Below are the entries; return every line among them that holds the word "date".
---
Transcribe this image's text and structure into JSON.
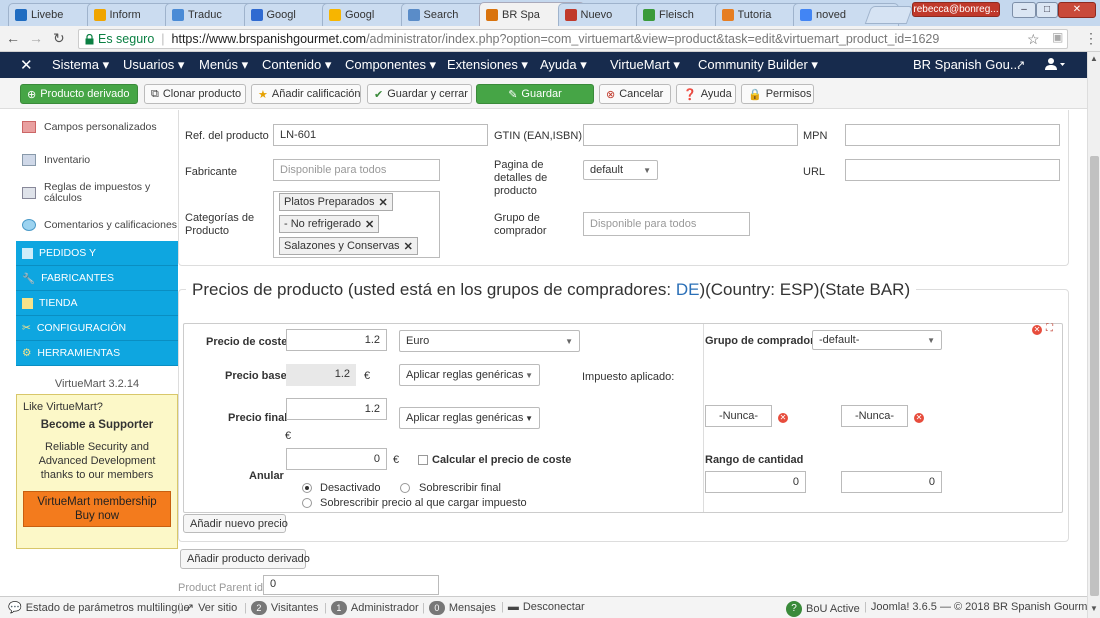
{
  "browser": {
    "tabs": [
      {
        "title": "Livebe",
        "icon_color": "#1f6cc1"
      },
      {
        "title": "Inform",
        "icon_color": "#f0a500"
      },
      {
        "title": "Traduc",
        "icon_color": "#4a8bd6"
      },
      {
        "title": "Googl",
        "icon_color": "#2f6ad1"
      },
      {
        "title": "Googl",
        "icon_color": "#f7b500"
      },
      {
        "title": "Search",
        "icon_color": "#5a8cc8"
      },
      {
        "title": "BR Spa",
        "icon_color": "#d9730d"
      },
      {
        "title": "Nuevo",
        "icon_color": "#c0392b"
      },
      {
        "title": "Fleisch",
        "icon_color": "#3a9a3a"
      },
      {
        "title": "Tutoria",
        "icon_color": "#e67e22"
      },
      {
        "title": "noved",
        "icon_color": "#4285f4"
      }
    ],
    "active_tab": 6,
    "user_badge": "rebecca@bonreg...",
    "secure_label": "Es seguro",
    "url_host": "https://www.brspanishgourmet.com",
    "url_path": "/administrator/index.php?option=com_virtuemart&view=product&task=edit&virtuemart_product_id=1629"
  },
  "topnav": {
    "items": [
      "Sistema ▾",
      "Usuarios ▾",
      "Menús ▾",
      "Contenido ▾",
      "Componentes ▾",
      "Extensiones ▾",
      "Ayuda ▾",
      "VirtueMart ▾",
      "Community Builder ▾"
    ],
    "site_name": "BR Spanish Gou...",
    "user_icon": "user-icon"
  },
  "toolbar": {
    "derived": "Producto derivado",
    "clone": "Clonar producto",
    "rating": "Añadir calificación",
    "save_close": "Guardar y cerrar",
    "save": "Guardar",
    "cancel": "Cancelar",
    "help": "Ayuda",
    "perms": "Permisos"
  },
  "sidebar": {
    "items": [
      {
        "label": "Campos personalizados",
        "icon": "custom-fields-icon"
      },
      {
        "label": "Inventario",
        "icon": "inventory-icon"
      },
      {
        "label": "Reglas de impuestos y cálculos",
        "icon": "tax-rules-icon"
      },
      {
        "label": "Comentarios y calificaciones",
        "icon": "comments-icon"
      }
    ],
    "sections": [
      {
        "label": "PEDIDOS Y",
        "icon": "orders-icon"
      },
      {
        "label": "FABRICANTES",
        "icon": "manufacturers-icon"
      },
      {
        "label": "TIENDA",
        "icon": "shop-icon"
      },
      {
        "label": "CONFIGURACIÓN",
        "icon": "config-icon"
      },
      {
        "label": "HERRAMIENTAS",
        "icon": "tools-icon"
      }
    ],
    "version": "VirtueMart 3.2.14",
    "promo": {
      "like": "Like VirtueMart?",
      "title": "Become a Supporter",
      "body": "Reliable Security and Advanced Development thanks to our members",
      "button_line1": "VirtueMart membership",
      "button_line2": "Buy now"
    }
  },
  "product": {
    "sku_label": "Ref. del producto",
    "sku_value": "LN-601",
    "gtin_label": "GTIN (EAN,ISBN)",
    "gtin_value": "",
    "mpn_label": "MPN",
    "mpn_value": "",
    "manufacturer_label": "Fabricante",
    "manufacturer_placeholder": "Disponible para todos",
    "details_page_label": "Pagina de detalles de producto",
    "details_page_value": "default",
    "url_label": "URL",
    "url_value": "",
    "categories_label": "Categorías de Producto",
    "categories": [
      "Platos Preparados",
      "- No refrigerado",
      "Salazones y Conservas"
    ],
    "shoppergroup_label": "Grupo de comprador",
    "shoppergroup_placeholder": "Disponible para todos"
  },
  "prices": {
    "heading_prefix": "Precios de producto (usted está en los grupos de compradores: ",
    "heading_group": "DE",
    "heading_suffix": ")(Country: ESP)(State BAR)",
    "cost_label": "Precio de coste",
    "cost_value": "1.2",
    "currency": "Euro",
    "shopper_group_label": "Grupo de comprador",
    "shopper_group_value": "-default-",
    "base_label": "Precio base",
    "base_value": "1.2",
    "euro_symbol": "€",
    "apply_generic": "Aplicar reglas genéricas",
    "tax_applied_label": "Impuesto aplicado:",
    "final_label": "Precio final",
    "final_value": "1.2",
    "never_start": "-Nunca-",
    "never_end": "-Nunca-",
    "override_label": "Anular",
    "override_value": "0",
    "calc_cost_label": "Calcular el precio de coste",
    "radio_disabled": "Desactivado",
    "radio_override_final": "Sobrescribir final",
    "radio_override_tax": "Sobrescribir precio al que cargar impuesto",
    "qty_range_label": "Rango de cantidad",
    "qty_from": "0",
    "qty_to": "0",
    "add_price": "Añadir nuevo precio",
    "add_derived": "Añadir producto derivado",
    "parent_id_label": "Product Parent id",
    "parent_id_value": "0"
  },
  "statusbar": {
    "multilang": "Estado de parámetros multilingüe",
    "view_site": "Ver sitio",
    "visitors_count": "2",
    "visitors": "Visitantes",
    "admin_count": "1",
    "admin": "Administrador",
    "messages_count": "0",
    "messages": "Mensajes",
    "logout": "Desconectar",
    "bou": "BoU Active",
    "version": "Joomla! 3.6.5 — © 2018 BR Spanish Gourmet"
  }
}
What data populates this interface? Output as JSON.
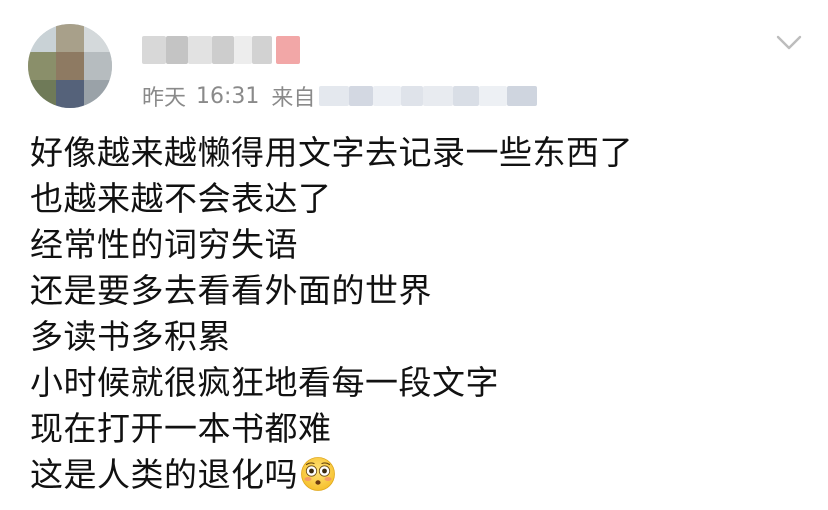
{
  "post": {
    "meta": {
      "day": "昨天",
      "time": "16:31",
      "from_label": "来自"
    },
    "lines": [
      "好像越来越懒得用文字去记录一些东西了",
      "也越来越不会表达了",
      "经常性的词穷失语",
      "还是要多去看看外面的世界",
      "多读书多积累",
      "小时候就很疯狂地看每一段文字",
      "现在打开一本书都难",
      "这是人类的退化吗"
    ],
    "emoji": "flushed-face",
    "icons": {
      "menu": "chevron-down-icon"
    }
  },
  "colors": {
    "text": "#111111",
    "meta": "#8a8a8a",
    "chevron": "#bdbdbd"
  }
}
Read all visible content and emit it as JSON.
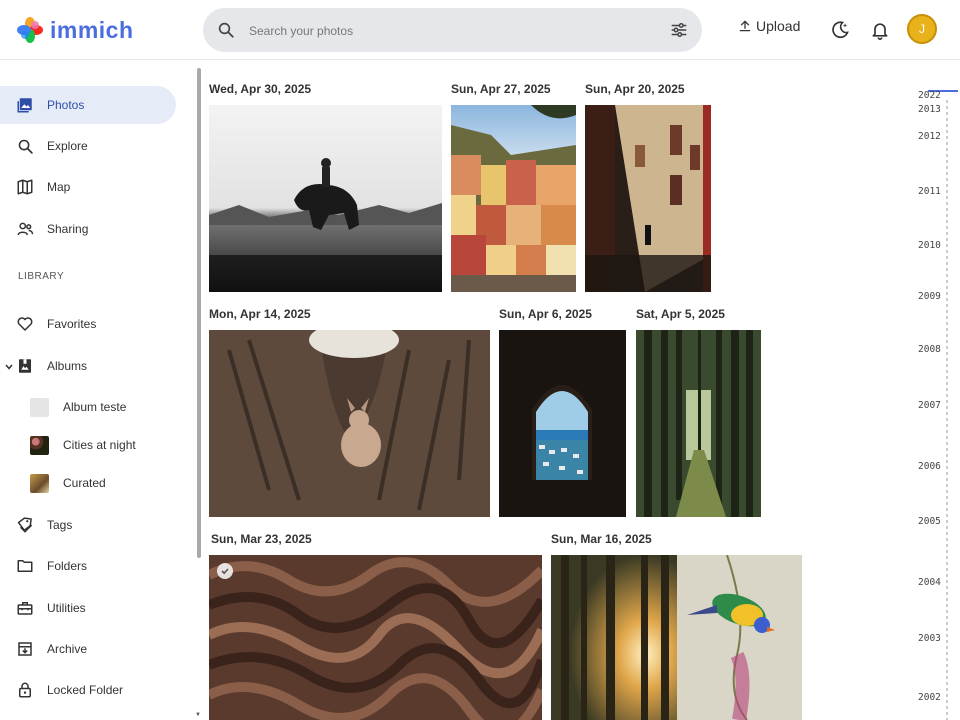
{
  "app": {
    "name": "immich"
  },
  "search": {
    "placeholder": "Search your photos"
  },
  "header": {
    "upload_label": "Upload",
    "avatar_initial": "J"
  },
  "sidebar": {
    "items": [
      {
        "label": "Photos",
        "icon": "photos-icon",
        "active": true
      },
      {
        "label": "Explore",
        "icon": "search-icon"
      },
      {
        "label": "Map",
        "icon": "map-icon"
      },
      {
        "label": "Sharing",
        "icon": "sharing-icon"
      }
    ],
    "library_label": "LIBRARY",
    "library_items": [
      {
        "label": "Favorites",
        "icon": "heart-icon"
      },
      {
        "label": "Albums",
        "icon": "albums-icon",
        "expanded": true
      }
    ],
    "albums": [
      {
        "label": "Album teste"
      },
      {
        "label": "Cities at night"
      },
      {
        "label": "Curated"
      }
    ],
    "more_items": [
      {
        "label": "Tags",
        "icon": "tag-icon"
      },
      {
        "label": "Folders",
        "icon": "folder-icon"
      },
      {
        "label": "Utilities",
        "icon": "toolbox-icon"
      },
      {
        "label": "Archive",
        "icon": "archive-icon"
      },
      {
        "label": "Locked Folder",
        "icon": "lock-icon"
      }
    ]
  },
  "groups": [
    {
      "date": "Wed, Apr 30, 2025"
    },
    {
      "date": "Sun, Apr 27, 2025"
    },
    {
      "date": "Sun, Apr 20, 2025"
    },
    {
      "date": "Mon, Apr 14, 2025"
    },
    {
      "date": "Sun, Apr 6, 2025"
    },
    {
      "date": "Sat, Apr 5, 2025"
    },
    {
      "date": "Sun, Mar 23, 2025"
    },
    {
      "date": "Sun, Mar 16, 2025"
    }
  ],
  "timeline": {
    "years": [
      "2022",
      "2013",
      "2012",
      "2011",
      "2010",
      "2009",
      "2008",
      "2007",
      "2006",
      "2005",
      "2004",
      "2003",
      "2002"
    ]
  },
  "colors": {
    "accent": "#4a6ee0",
    "active_bg": "#e6ebf8",
    "avatar": "#e8b21b"
  }
}
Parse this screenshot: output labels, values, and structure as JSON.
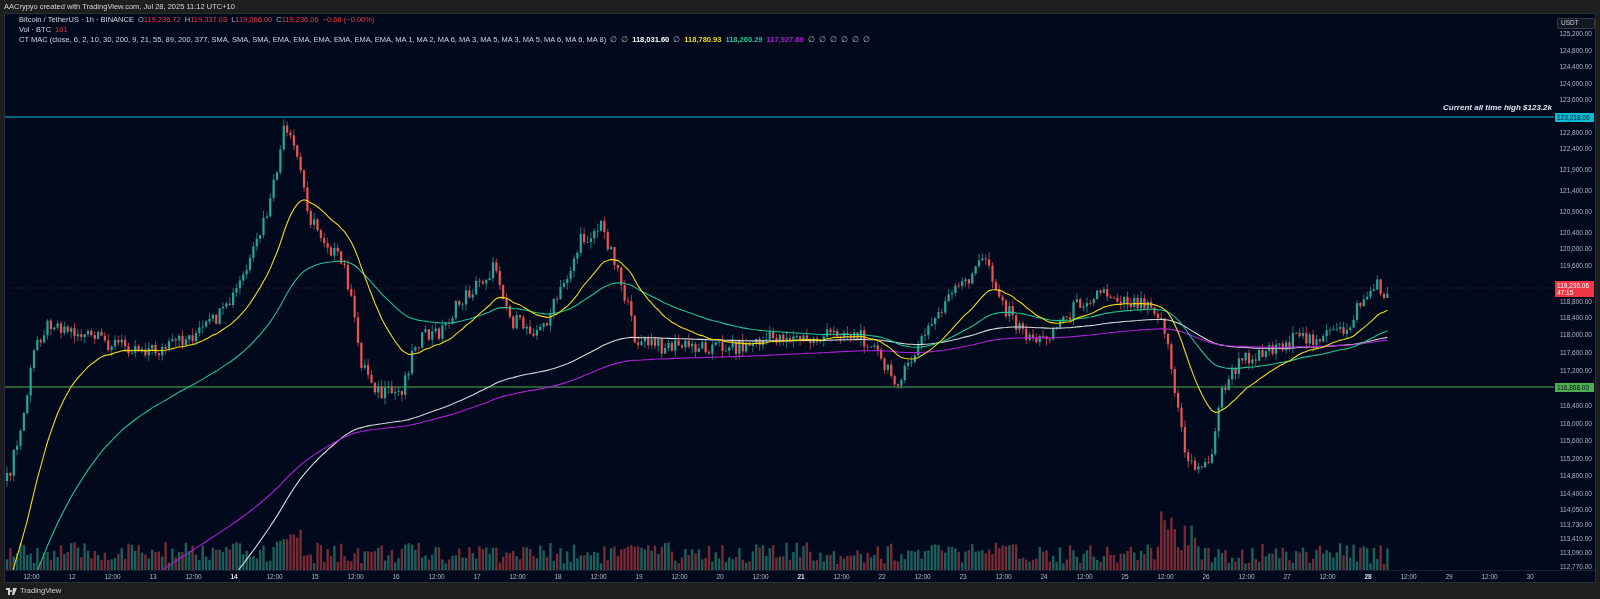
{
  "header": {
    "text": "AACrypyo created with TradingView.com, Jul 28, 2025 11:12 UTC+10"
  },
  "legend": {
    "symbol": "Bitcoin / TetherUS · 1h · BINANCE",
    "ohlc": [
      {
        "label": "O",
        "value": "119,236.72"
      },
      {
        "label": "H",
        "value": "119,337.03"
      },
      {
        "label": "L",
        "value": "119,066.00"
      },
      {
        "label": "C",
        "value": "119,236.06"
      }
    ],
    "change": "−0.66 (−0.00%)",
    "volume": {
      "label": "Vol · BTC",
      "value": "101"
    },
    "indicator": {
      "label": "CT MAC (close, 6, 2, 10, 30, 200, 9, 21, 55, 89, 200, 377, SMA, SMA, SMA, EMA, EMA, EMA, EMA, EMA, EMA, MA 1, MA 2, MA 6, MA 3, MA 5, MA 3, MA 5, MA 6, MA 6, MA 8)",
      "values": [
        {
          "kind": "empty",
          "text": "∅"
        },
        {
          "kind": "empty",
          "text": "∅"
        },
        {
          "kind": "value",
          "text": "118,031.60",
          "color": "#ffffff"
        },
        {
          "kind": "empty",
          "text": "∅"
        },
        {
          "kind": "value",
          "text": "118,780.93",
          "color": "#f5d90a"
        },
        {
          "kind": "value",
          "text": "118,260.29",
          "color": "#22c38e"
        },
        {
          "kind": "value",
          "text": "117,927.69",
          "color": "#b01fd6"
        },
        {
          "kind": "empty",
          "text": "∅"
        },
        {
          "kind": "empty",
          "text": "∅"
        },
        {
          "kind": "empty",
          "text": "∅"
        },
        {
          "kind": "empty",
          "text": "∅"
        },
        {
          "kind": "empty",
          "text": "∅"
        },
        {
          "kind": "empty",
          "text": "∅"
        }
      ]
    }
  },
  "annotation": "Current all time high $123.2k",
  "price_axis": {
    "currency": "USDT",
    "labels": [
      "125,200.00",
      "124,800.00",
      "124,400.00",
      "124,000.00",
      "123,600.00",
      "122,800.00",
      "122,400.00",
      "121,900.00",
      "121,400.00",
      "120,900.00",
      "120,400.00",
      "120,000.00",
      "119,600.00",
      "118,800.00",
      "118,400.00",
      "118,000.00",
      "117,600.00",
      "117,200.00",
      "116,400.00",
      "116,000.00",
      "115,600.00",
      "115,200.00",
      "114,800.00",
      "114,400.00",
      "114,050.00",
      "113,730.00",
      "113,410.00",
      "113,090.00",
      "112,770.00"
    ],
    "markers": [
      {
        "kind": "level",
        "text": "123,218.00",
        "color": "#00bcd4"
      },
      {
        "kind": "price",
        "text": "119,236.06",
        "countdown": "47:15",
        "color": "#f23645"
      },
      {
        "kind": "level",
        "text": "116,868.00",
        "color": "#4caf50"
      }
    ]
  },
  "time_axis": {
    "ticks": [
      {
        "label": "12:00",
        "bold": false
      },
      {
        "label": "12",
        "bold": false
      },
      {
        "label": "12:00",
        "bold": false
      },
      {
        "label": "13",
        "bold": false
      },
      {
        "label": "12:00",
        "bold": false
      },
      {
        "label": "14",
        "bold": true
      },
      {
        "label": "12:00",
        "bold": false
      },
      {
        "label": "15",
        "bold": false
      },
      {
        "label": "12:00",
        "bold": false
      },
      {
        "label": "16",
        "bold": false
      },
      {
        "label": "12:00",
        "bold": false
      },
      {
        "label": "17",
        "bold": false
      },
      {
        "label": "12:00",
        "bold": false
      },
      {
        "label": "18",
        "bold": false
      },
      {
        "label": "12:00",
        "bold": false
      },
      {
        "label": "19",
        "bold": false
      },
      {
        "label": "12:00",
        "bold": false
      },
      {
        "label": "20",
        "bold": false
      },
      {
        "label": "12:00",
        "bold": false
      },
      {
        "label": "21",
        "bold": true
      },
      {
        "label": "12:00",
        "bold": false
      },
      {
        "label": "22",
        "bold": false
      },
      {
        "label": "12:00",
        "bold": false
      },
      {
        "label": "23",
        "bold": false
      },
      {
        "label": "12:00",
        "bold": false
      },
      {
        "label": "24",
        "bold": false
      },
      {
        "label": "12:00",
        "bold": false
      },
      {
        "label": "25",
        "bold": false
      },
      {
        "label": "12:00",
        "bold": false
      },
      {
        "label": "26",
        "bold": false
      },
      {
        "label": "12:00",
        "bold": false
      },
      {
        "label": "27",
        "bold": false
      },
      {
        "label": "12:00",
        "bold": false
      },
      {
        "label": "28",
        "bold": true
      },
      {
        "label": "12:00",
        "bold": false
      },
      {
        "label": "29",
        "bold": false
      },
      {
        "label": "12:00",
        "bold": false
      },
      {
        "label": "30",
        "bold": false
      }
    ]
  },
  "footer": {
    "brand": "TradingView"
  }
}
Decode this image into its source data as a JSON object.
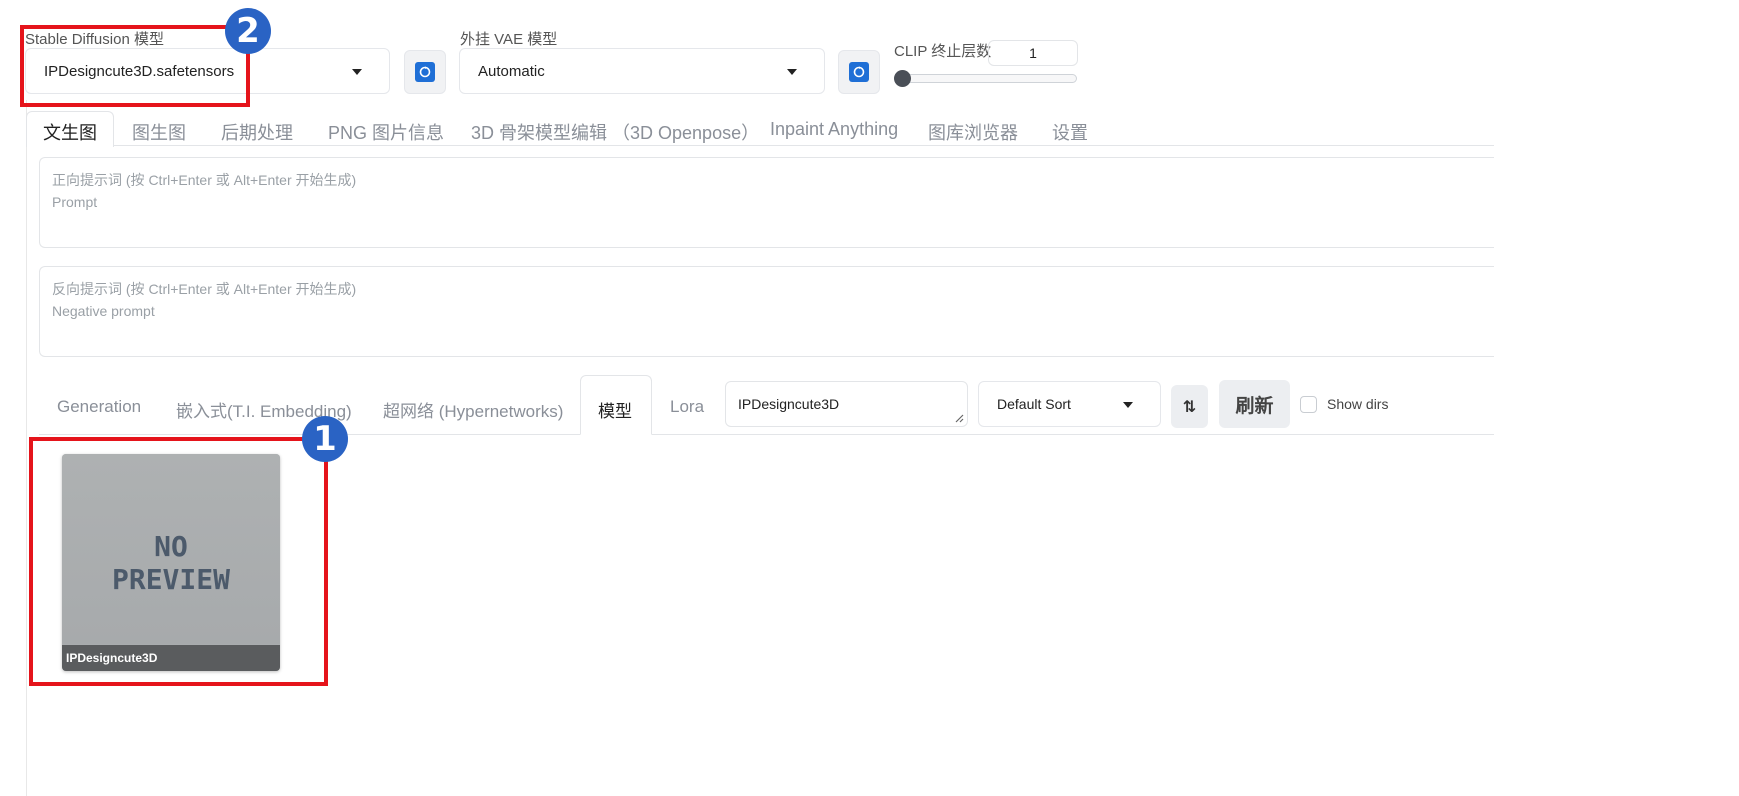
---
* THE COMPLETED TASK:
      "date": "Wed, Apr 30, 2025"
      "date": "Sun, Apr 27, 2025"
      "date": "Sun, Apr 20, 2025"
      "date": "Mon, Apr 14, 2025"
      "date": "Sun, Apr 6, 2025"
      "date": "Sat, Apr 5, 2025"
      "date": "Sun, Mar 23, 2025"
      "date": "Sun, Mar 16, 2025"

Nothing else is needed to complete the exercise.